This difference in the number of words heard has been tied to later success in school. Not surprisingly, children who have heard more words perform better. Some researchers have found that children who have heard fewer words as very young children not only perform poorly on language tests, but also exhibit behavior problems. There could be a link.
This topic has grown interesting for both parents and educators around the world. What most want to learn is how to narrow the gap, but also what kinds of words make the difference in achievement. Another study showed that it doesn’t come down to a simple numbers game. Children in wealthier families were also more likely to hear positive, encouraging conversations while poorer children hear more “discouraging” conversations.
What does this mean for us parents? We need to spend time having meaningful, vocabulary rich conversations with our children. How? Here are some ideas:
Play Games that involve vocabulary. For example, make up an animal bingo game. Draw 9 squares on a piece of paper. Place a picture of an animal in each square. Then call out animal names and have your child cover the correct animal with a bean or piece of corn. You can also try playing with the sounds each animal makes such as “moo” for a cow. Many different themes can be used for this game.
Describe It. Many parents teach their children the colors of items in the house. This is a great place to start, but also try talking about textures, temperature, weight and more! For example, “How does the rock feel? Is it rough or smooth….heavy or light…does it feel cold? Let’s put it in the sun and see if it gets warm.”
Read. Reading books is a great way to increase and develop your child’s vocabulary. Read fiction and nonfiction books. According to one study, fiction actually uses a greater range of vocabulary than nonfiction. So, break out those story books! If you don’t have books on hand, storytelling is also a great option. Make up your own books and your child may enjoy coloring pictures with you.
Nell includes lots of vocabulary words throughout the games. Take the time to sit with your child and enjoy playing together. Ask your child to repeat the words with you while pointing at the pictures. You may even want to ask what your child’s favorite images are and then draw them together.

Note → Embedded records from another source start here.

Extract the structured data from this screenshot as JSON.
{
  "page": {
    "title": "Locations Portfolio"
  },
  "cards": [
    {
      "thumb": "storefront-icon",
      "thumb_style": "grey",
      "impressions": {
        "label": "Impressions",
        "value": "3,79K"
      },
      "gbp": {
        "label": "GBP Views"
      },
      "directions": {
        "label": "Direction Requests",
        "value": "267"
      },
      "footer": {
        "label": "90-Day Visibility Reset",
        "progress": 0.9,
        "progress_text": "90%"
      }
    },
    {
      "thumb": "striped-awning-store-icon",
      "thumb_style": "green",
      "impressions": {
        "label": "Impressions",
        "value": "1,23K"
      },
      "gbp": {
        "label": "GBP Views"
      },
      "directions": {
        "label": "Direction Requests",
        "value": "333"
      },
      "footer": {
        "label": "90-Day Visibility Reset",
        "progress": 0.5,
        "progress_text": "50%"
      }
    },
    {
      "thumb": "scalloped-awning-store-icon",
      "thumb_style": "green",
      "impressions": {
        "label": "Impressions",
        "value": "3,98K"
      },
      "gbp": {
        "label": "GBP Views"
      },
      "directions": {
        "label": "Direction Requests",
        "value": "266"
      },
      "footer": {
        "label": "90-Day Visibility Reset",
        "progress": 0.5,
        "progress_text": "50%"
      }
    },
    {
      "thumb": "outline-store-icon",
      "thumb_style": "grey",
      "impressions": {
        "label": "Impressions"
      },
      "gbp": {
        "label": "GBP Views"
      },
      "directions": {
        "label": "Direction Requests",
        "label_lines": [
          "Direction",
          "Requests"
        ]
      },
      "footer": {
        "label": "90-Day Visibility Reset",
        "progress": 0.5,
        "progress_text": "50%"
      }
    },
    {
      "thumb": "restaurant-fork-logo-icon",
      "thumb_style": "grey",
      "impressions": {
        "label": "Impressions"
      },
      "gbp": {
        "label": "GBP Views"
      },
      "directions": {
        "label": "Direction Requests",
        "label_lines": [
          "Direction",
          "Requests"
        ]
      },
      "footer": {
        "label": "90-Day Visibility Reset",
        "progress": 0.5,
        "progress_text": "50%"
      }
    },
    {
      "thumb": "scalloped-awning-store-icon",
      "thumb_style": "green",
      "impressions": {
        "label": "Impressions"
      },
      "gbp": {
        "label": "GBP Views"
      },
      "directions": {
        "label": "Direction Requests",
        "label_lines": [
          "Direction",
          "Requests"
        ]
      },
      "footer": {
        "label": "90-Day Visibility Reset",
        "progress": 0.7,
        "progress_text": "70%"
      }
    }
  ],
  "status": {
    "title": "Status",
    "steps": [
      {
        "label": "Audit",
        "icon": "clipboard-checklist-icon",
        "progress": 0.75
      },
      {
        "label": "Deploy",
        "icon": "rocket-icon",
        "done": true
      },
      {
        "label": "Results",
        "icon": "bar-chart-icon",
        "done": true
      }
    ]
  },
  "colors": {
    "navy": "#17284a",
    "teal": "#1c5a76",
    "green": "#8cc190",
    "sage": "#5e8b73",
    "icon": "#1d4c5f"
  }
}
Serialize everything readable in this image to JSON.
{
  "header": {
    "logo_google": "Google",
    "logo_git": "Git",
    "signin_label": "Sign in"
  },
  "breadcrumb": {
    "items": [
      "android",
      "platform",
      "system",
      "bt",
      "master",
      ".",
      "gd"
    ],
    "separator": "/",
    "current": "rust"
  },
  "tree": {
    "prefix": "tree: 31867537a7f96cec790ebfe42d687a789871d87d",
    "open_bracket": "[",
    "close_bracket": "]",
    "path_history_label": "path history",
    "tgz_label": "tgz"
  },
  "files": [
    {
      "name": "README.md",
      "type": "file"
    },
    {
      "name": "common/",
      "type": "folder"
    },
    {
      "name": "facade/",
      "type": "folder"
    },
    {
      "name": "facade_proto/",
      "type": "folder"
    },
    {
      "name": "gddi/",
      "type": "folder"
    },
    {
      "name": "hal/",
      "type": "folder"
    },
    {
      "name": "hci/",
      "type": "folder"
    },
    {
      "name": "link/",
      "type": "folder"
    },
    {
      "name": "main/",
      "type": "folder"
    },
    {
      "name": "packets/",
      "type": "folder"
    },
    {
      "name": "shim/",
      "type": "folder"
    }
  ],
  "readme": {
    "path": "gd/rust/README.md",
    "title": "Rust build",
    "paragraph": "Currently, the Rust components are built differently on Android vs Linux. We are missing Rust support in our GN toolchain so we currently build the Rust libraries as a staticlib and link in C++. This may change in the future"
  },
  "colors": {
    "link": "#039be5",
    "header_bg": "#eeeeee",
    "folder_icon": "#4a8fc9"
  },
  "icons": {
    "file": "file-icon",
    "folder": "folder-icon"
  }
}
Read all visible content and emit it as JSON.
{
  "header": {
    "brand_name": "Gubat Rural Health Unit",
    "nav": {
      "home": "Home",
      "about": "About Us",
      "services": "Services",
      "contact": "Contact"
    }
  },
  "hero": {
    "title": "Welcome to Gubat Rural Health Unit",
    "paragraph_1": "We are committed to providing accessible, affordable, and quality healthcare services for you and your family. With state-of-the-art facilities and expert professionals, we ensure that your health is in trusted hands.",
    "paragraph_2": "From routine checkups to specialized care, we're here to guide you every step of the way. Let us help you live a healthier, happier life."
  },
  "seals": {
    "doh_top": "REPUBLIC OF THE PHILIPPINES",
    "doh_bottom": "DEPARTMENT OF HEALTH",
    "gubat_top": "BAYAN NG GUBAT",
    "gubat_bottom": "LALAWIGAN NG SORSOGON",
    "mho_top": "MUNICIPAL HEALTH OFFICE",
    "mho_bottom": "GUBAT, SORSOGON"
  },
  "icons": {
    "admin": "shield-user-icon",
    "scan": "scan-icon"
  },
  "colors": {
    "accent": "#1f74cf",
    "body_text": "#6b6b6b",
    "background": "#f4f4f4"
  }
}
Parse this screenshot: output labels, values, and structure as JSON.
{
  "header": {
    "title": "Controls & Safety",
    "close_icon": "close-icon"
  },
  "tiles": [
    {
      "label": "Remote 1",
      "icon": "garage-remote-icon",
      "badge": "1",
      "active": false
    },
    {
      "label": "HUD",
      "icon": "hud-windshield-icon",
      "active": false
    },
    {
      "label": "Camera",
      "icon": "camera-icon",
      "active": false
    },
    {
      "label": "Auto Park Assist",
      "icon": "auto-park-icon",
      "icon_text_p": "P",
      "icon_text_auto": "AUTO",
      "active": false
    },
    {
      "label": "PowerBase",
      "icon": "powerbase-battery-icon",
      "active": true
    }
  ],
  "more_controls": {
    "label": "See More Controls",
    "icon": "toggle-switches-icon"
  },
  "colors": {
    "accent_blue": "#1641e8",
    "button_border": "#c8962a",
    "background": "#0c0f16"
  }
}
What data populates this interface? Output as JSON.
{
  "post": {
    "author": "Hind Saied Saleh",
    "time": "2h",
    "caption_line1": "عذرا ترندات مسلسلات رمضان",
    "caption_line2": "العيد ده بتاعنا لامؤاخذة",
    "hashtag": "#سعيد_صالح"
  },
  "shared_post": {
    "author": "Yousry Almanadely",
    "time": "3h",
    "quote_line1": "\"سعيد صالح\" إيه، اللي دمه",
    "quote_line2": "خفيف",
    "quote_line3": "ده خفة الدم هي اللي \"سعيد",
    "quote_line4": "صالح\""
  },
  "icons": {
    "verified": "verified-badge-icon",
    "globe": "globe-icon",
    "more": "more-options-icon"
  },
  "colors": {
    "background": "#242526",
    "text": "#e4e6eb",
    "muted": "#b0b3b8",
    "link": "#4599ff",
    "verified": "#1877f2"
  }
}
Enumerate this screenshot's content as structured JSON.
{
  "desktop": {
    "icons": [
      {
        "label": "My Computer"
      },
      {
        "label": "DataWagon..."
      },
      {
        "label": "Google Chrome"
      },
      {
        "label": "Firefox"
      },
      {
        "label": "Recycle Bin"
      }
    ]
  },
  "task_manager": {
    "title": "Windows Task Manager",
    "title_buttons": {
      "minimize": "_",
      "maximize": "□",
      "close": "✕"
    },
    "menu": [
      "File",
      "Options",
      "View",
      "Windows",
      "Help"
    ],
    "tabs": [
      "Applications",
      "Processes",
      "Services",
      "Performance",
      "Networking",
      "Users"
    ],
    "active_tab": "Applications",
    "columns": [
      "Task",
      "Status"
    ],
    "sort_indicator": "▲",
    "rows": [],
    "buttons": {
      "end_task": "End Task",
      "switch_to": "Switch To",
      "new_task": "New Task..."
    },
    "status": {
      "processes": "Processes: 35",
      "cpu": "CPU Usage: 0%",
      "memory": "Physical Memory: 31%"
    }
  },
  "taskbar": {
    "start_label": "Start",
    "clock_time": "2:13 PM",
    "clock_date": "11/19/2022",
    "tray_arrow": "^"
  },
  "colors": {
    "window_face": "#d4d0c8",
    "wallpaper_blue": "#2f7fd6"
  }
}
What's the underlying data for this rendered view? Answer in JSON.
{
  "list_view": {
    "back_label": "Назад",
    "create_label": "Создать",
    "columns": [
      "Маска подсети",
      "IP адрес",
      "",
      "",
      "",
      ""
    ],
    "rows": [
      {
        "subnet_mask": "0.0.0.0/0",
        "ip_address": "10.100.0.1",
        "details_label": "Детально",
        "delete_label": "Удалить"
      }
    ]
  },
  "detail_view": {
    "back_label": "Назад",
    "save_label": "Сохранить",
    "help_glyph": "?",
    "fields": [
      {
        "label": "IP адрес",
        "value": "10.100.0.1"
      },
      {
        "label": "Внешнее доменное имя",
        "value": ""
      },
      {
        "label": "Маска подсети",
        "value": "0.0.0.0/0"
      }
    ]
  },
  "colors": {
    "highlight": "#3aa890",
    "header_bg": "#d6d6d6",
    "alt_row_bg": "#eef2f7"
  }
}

What do you do to encourage your child’s vocabulary growth? We’d love to hear from you!